What does this have to do with engineering? More than you’d think! Workshops included environmental impact assessments, green marketing, global food systems, wind turbines, and more. Interestingly, most of the entrepreneurs running these workshops were engineers with no formal business backgrounds. They took an idea, like an innovative catalytic converter, tested it in different markets, and then developed a business around it. Of course, this requires some business know-how, but with a little ingenuity and ambition, it’s possible to pick up along the way.
This isn’t to say that business students are obsolete. Participating in the business case competition, I was glad to have commerce students on my team. We had to develop a case for an international wind turbine company, given the emerging market and technologies. If you thought there were a lot of acronyms in engineering, commerce is full of them too (CAGR, CFO, LEAN- sound familiar?). My team didn’t win the business competition, but I snuck the words “innovation” and “co-op” into my presentation, so I’m sure we came in second.
Knowing how to structure a company, analyze a market, or make a financial forecast isn’t something most engineers really think about.

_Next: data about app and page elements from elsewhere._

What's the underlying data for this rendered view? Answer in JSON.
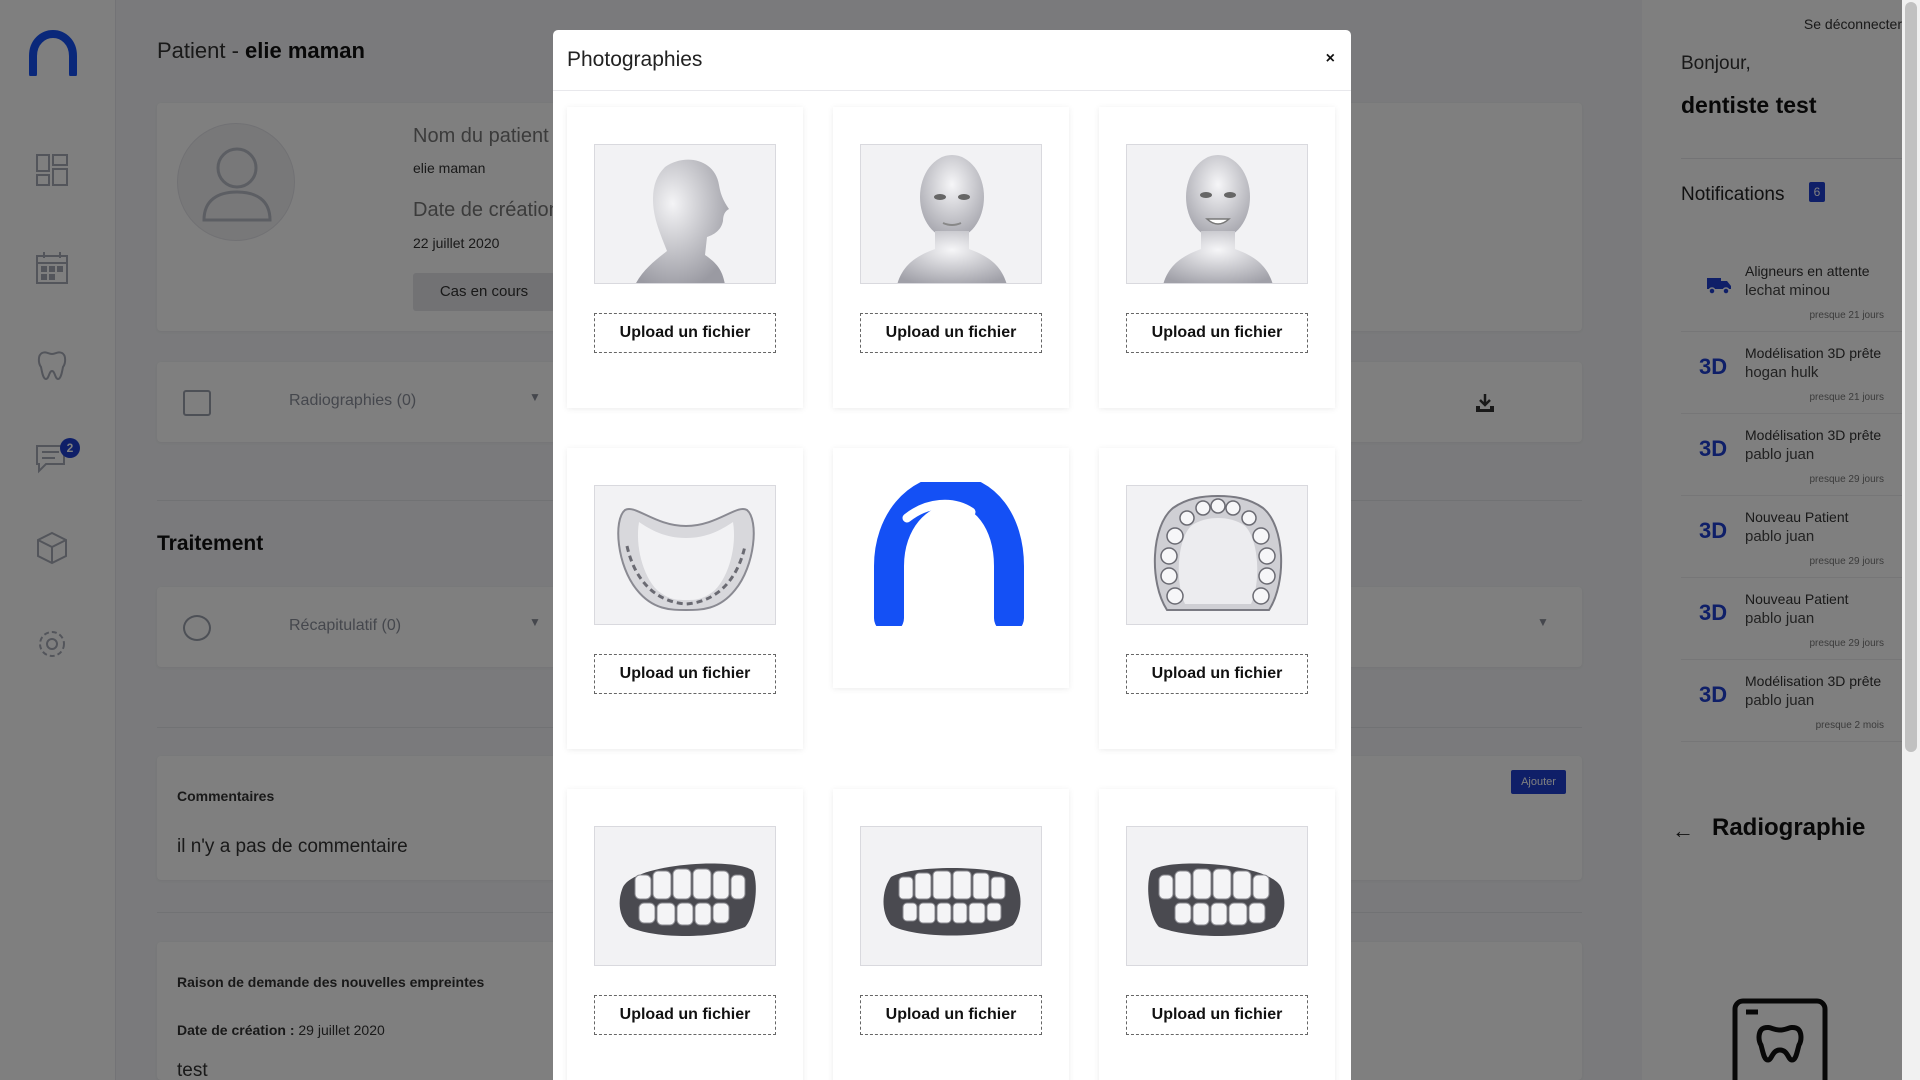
{
  "nav": {
    "messages_badge": "2"
  },
  "patient": {
    "title_prefix": "Patient - ",
    "name_title": "elie maman",
    "name_label": "Nom du patient",
    "name_value": "elie maman",
    "date_label": "Date de création",
    "date_value": "22 juillet 2020",
    "status_button": "Cas en cours"
  },
  "radiographies": {
    "label": "Radiographies (0)"
  },
  "treatment": {
    "section_title": "Traitement",
    "summary_label": "Récapitulatif (0)"
  },
  "comments": {
    "title": "Commentaires",
    "add_button": "Ajouter",
    "empty_text": "il n'y a pas de commentaire"
  },
  "reason": {
    "title": "Raison de demande des nouvelles empreintes",
    "date_label": "Date de création :",
    "date_value": " 29 juillet 2020",
    "text": "test"
  },
  "right_panel": {
    "logout": "Se déconnecter",
    "greeting": "Bonjour,",
    "user_name": "dentiste test",
    "notifications_title": "Notifications",
    "notifications_count": "6",
    "notifications": [
      {
        "icon": "truck-icon",
        "title": "Aligneurs en attente",
        "patient": "lechat minou",
        "time": "presque 21 jours"
      },
      {
        "icon": "3d-icon",
        "icon_text": "3D",
        "title": "Modélisation 3D prête",
        "patient": "hogan hulk",
        "time": "presque 21 jours"
      },
      {
        "icon": "3d-icon",
        "icon_text": "3D",
        "title": "Modélisation 3D prête",
        "patient": "pablo juan",
        "time": "presque 29 jours"
      },
      {
        "icon": "3d-icon",
        "icon_text": "3D",
        "title": "Nouveau Patient",
        "patient": "pablo juan",
        "time": "presque 29 jours"
      },
      {
        "icon": "3d-icon",
        "icon_text": "3D",
        "title": "Nouveau Patient",
        "patient": "pablo juan",
        "time": "presque 29 jours"
      },
      {
        "icon": "3d-icon",
        "icon_text": "3D",
        "title": "Modélisation 3D prête",
        "patient": "pablo juan",
        "time": "presque 2 mois"
      }
    ],
    "radiography_back": "←",
    "radiography_title": "Radiographie"
  },
  "modal": {
    "title": "Photographies",
    "close": "×",
    "upload_label": "Upload un fichier",
    "photos": [
      {
        "icon": "face-profile-image"
      },
      {
        "icon": "face-front-image"
      },
      {
        "icon": "face-smile-image"
      },
      {
        "icon": "lower-arch-image"
      },
      {
        "icon": "brand-logo"
      },
      {
        "icon": "upper-arch-image"
      },
      {
        "icon": "teeth-right-image"
      },
      {
        "icon": "teeth-front-image"
      },
      {
        "icon": "teeth-left-image"
      }
    ]
  },
  "colors": {
    "accent": "#1e3fd1",
    "logo_blue": "#1450f5",
    "overlay": "rgba(0,0,0,0.5)"
  }
}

Similarly, most commerce students wouldn’t know how to explore new materials or innovative product designs. This is why business and engineering consulting firms make so much money! If we just partnered up more often, great ideas would run rampant. We can’t ignore the economists, politicians or psychologists either. Who better than an eccentric business professor to explain why a “meat eater in a Prius” is far worse than a “vegetarian in a Hummer”? Sure, these people may not understand the science of climate change modeling or wind turbines, but they offer a different perspective that perhaps resonates more with the public than wordy science.
The rest of the conference consisted of three keynote speakers. John Bennett of the Sierra Club gave a more radical activist’s take on environmental action, with tales of canoeing into a nuclear power plant and dodging whale harpoons in a raft. Ian Baines of Windstream Energy gave advice as a passionate engineer on taking risks in the business world. The conference closed with Jose Etchverry of York Univesity, who spoke about advanced renewable energy systems in Europe and some in Toronto.
The commerce side of CEEC meant that it was ten times more formal than any engineering event. Good thing I brought dress pants, because everyone was in full suits, and there were multiple wine and cheese networking events. Of course, there was a Steamwhistle-sponsored social too, and the Queen’s party school rumours were confirmed.
After speaking to CEEC’s external organizer, I think they really want to bring more external delegates next year and I hope Waterloo will have a more visible presence. I’ll certainly keep going back when I’m on winter study term. Conferences like this really help inspire action and emphasize the need for more networking between faculties. CEEC has been going on for 20 years now, and if I learned anything from this weekend, it’s that change needs to be bigger and faster. In the words of that eccentric business professor from Queen’s, “no one cares if the deck chairs on the Titanic are recyclable”. It’s up to us to take the initiative to hurry up and “CEEC” solutions.